▼
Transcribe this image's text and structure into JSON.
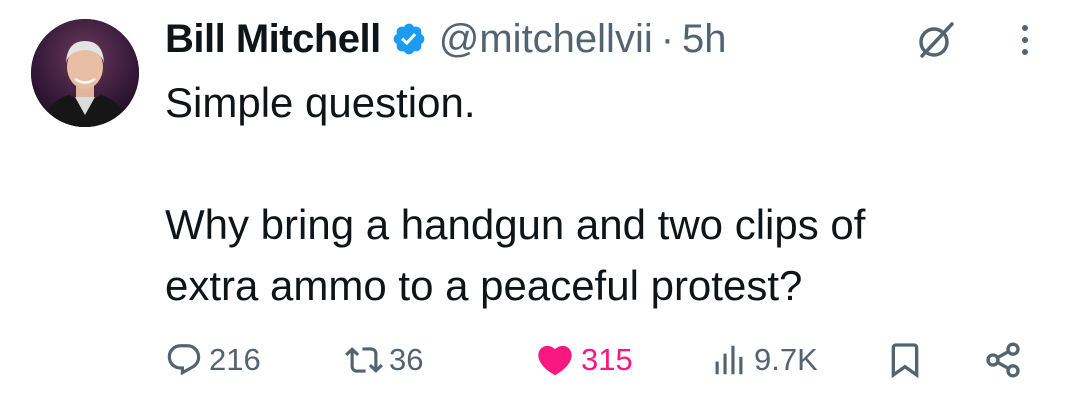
{
  "tweet": {
    "author_name": "Bill Mitchell",
    "handle": "@mitchellvii",
    "separator": "·",
    "time": "5h",
    "verified": true,
    "text_lines": [
      "Simple question.",
      "Why bring a handgun and two clips of",
      "extra ammo to a peaceful protest?"
    ],
    "icons": {
      "verified": "verified-badge-icon",
      "grok": "grok-icon",
      "more": "more-options-icon"
    }
  },
  "actions": {
    "reply": {
      "icon": "reply-icon",
      "count": "216"
    },
    "retweet": {
      "icon": "retweet-icon",
      "count": "36"
    },
    "like": {
      "icon": "heart-icon",
      "count": "315",
      "liked": true
    },
    "views": {
      "icon": "views-icon",
      "count": "9.7K"
    },
    "bookmark": {
      "icon": "bookmark-icon"
    },
    "share": {
      "icon": "share-icon"
    }
  },
  "colors": {
    "text": "#0f1419",
    "secondary": "#536471",
    "verified": "#1d9bf0",
    "like": "#f91880"
  }
}
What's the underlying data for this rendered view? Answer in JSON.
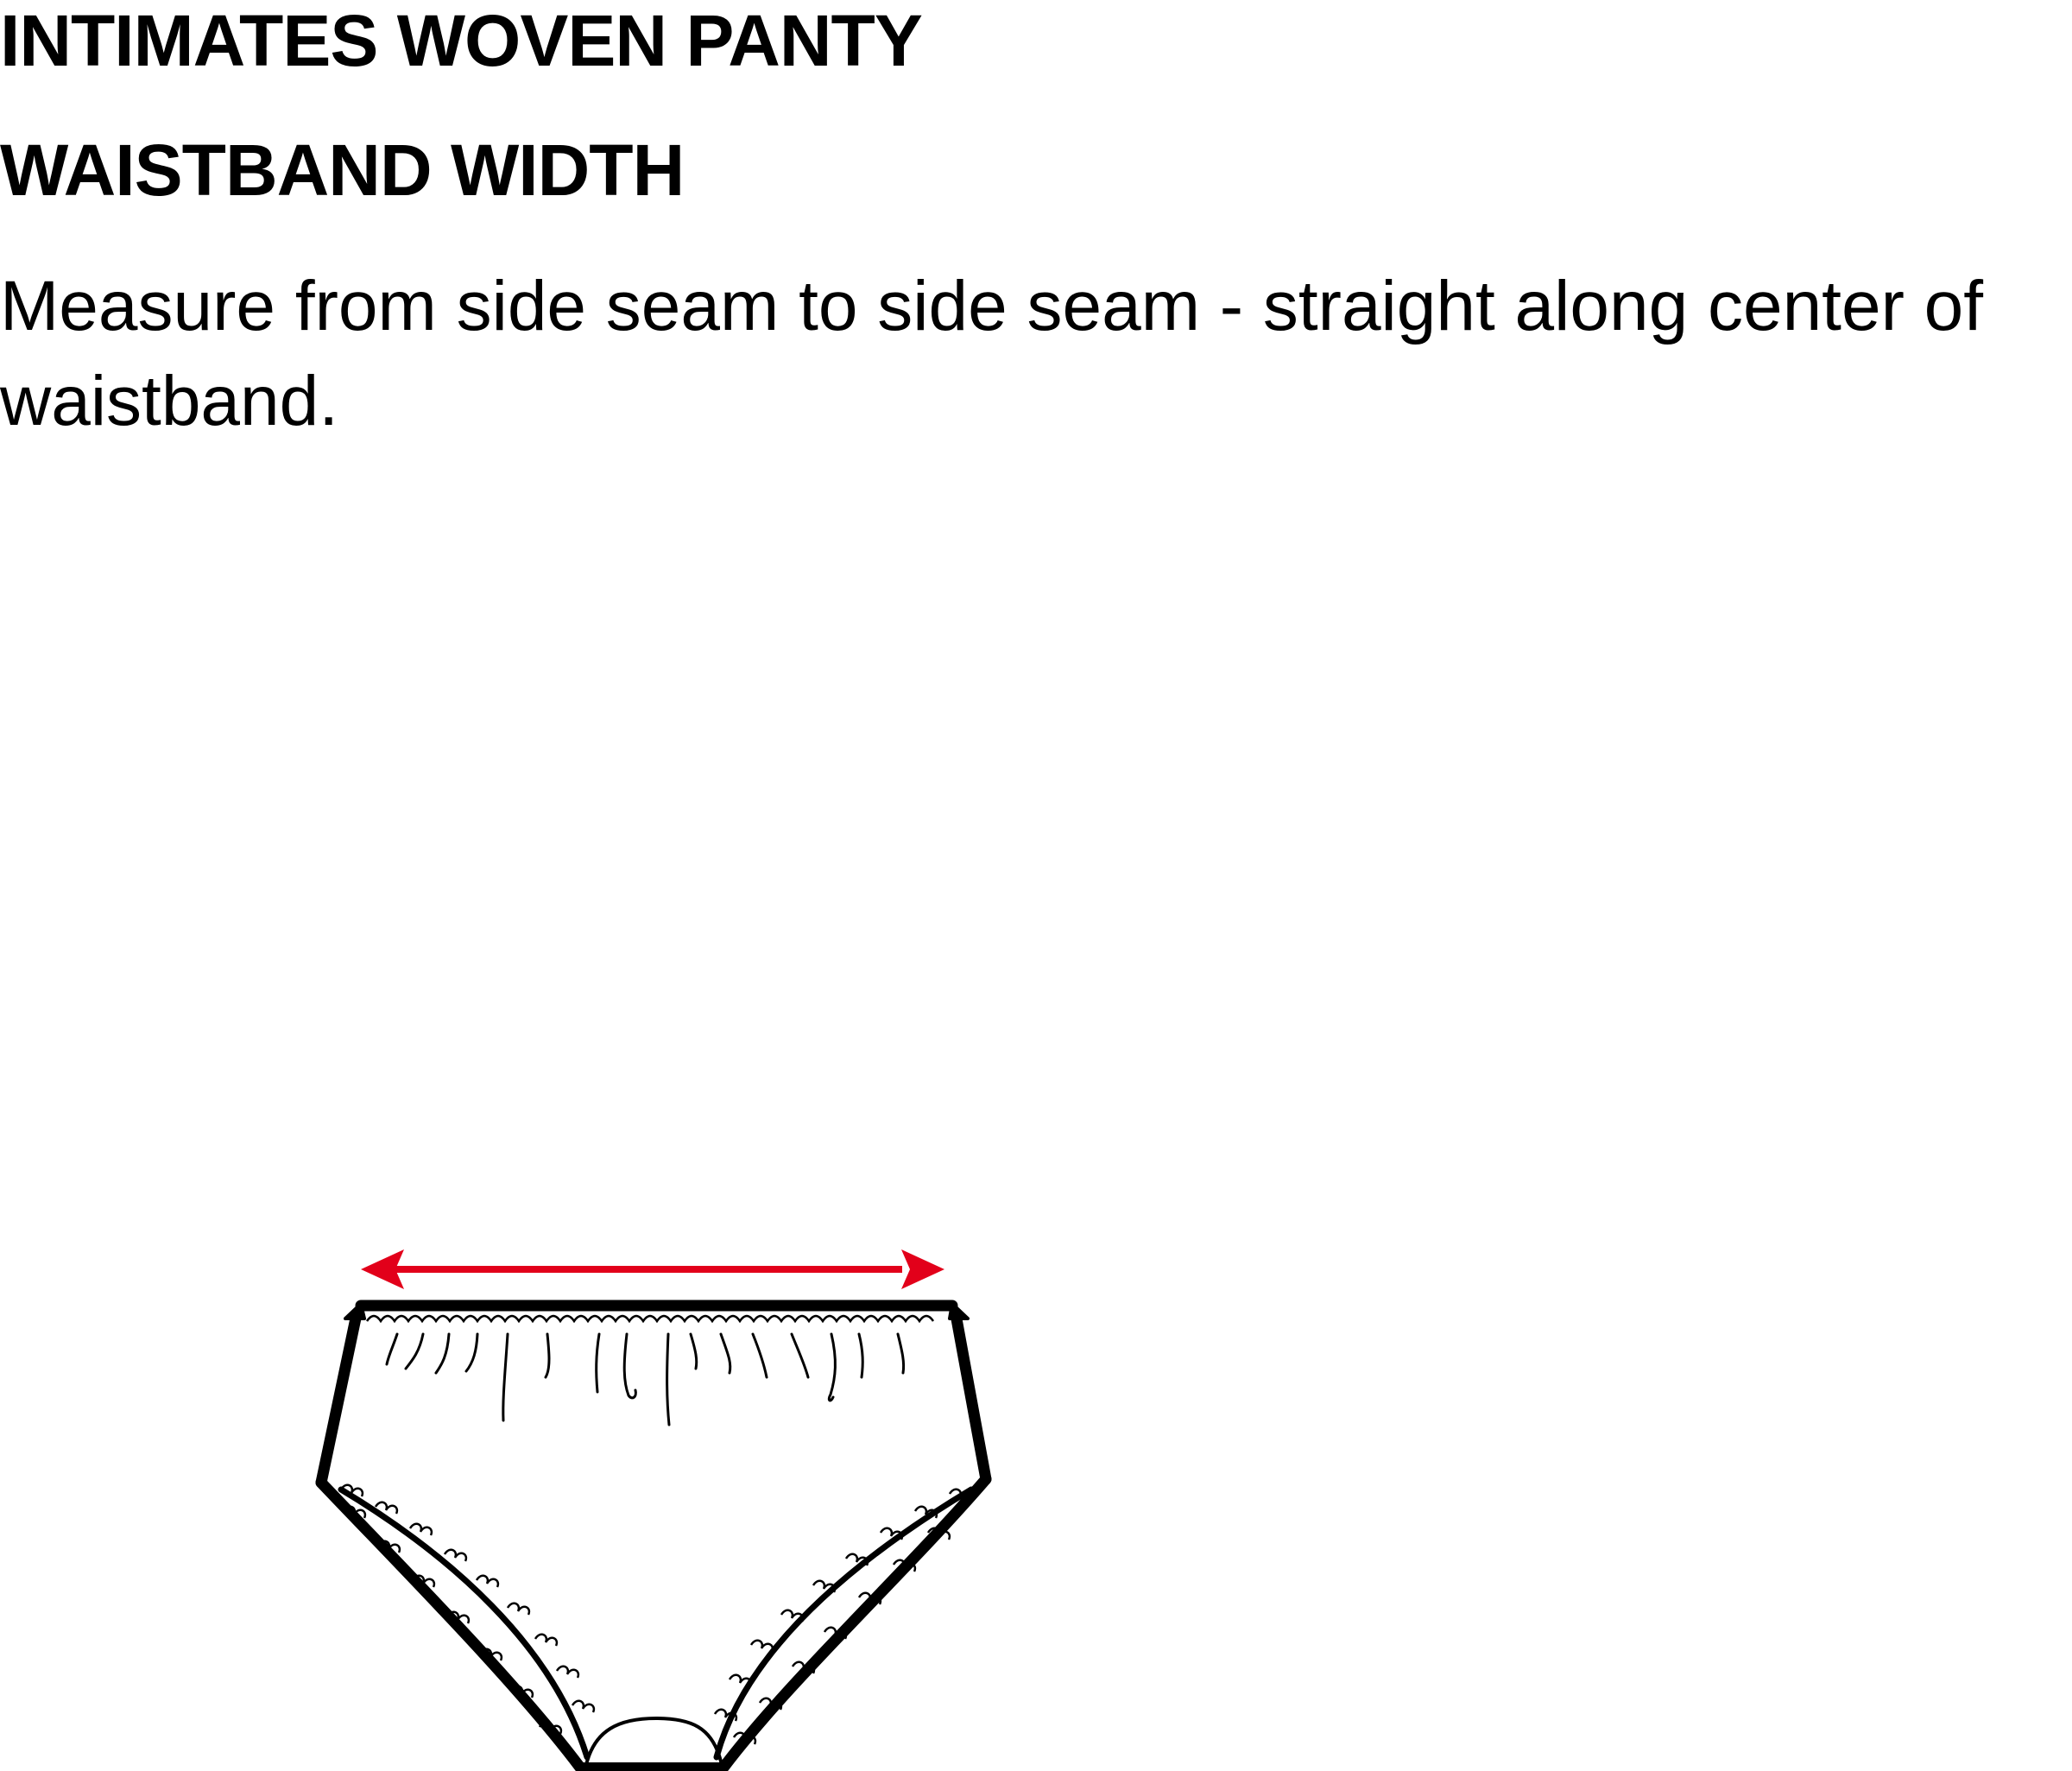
{
  "header": {
    "title": "INTIMATES WOVEN PANTY",
    "subtitle": "WAISTBAND WIDTH",
    "description": "Measure from side seam to side seam - straight along center of waistband."
  },
  "measurement": {
    "arrow_color": "#e2001a",
    "line_color": "#000000"
  }
}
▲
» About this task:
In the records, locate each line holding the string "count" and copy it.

» Output of the exercise:
      "count": "216"
      "count": "36"
      "count": "315",
      "count": "9.7K"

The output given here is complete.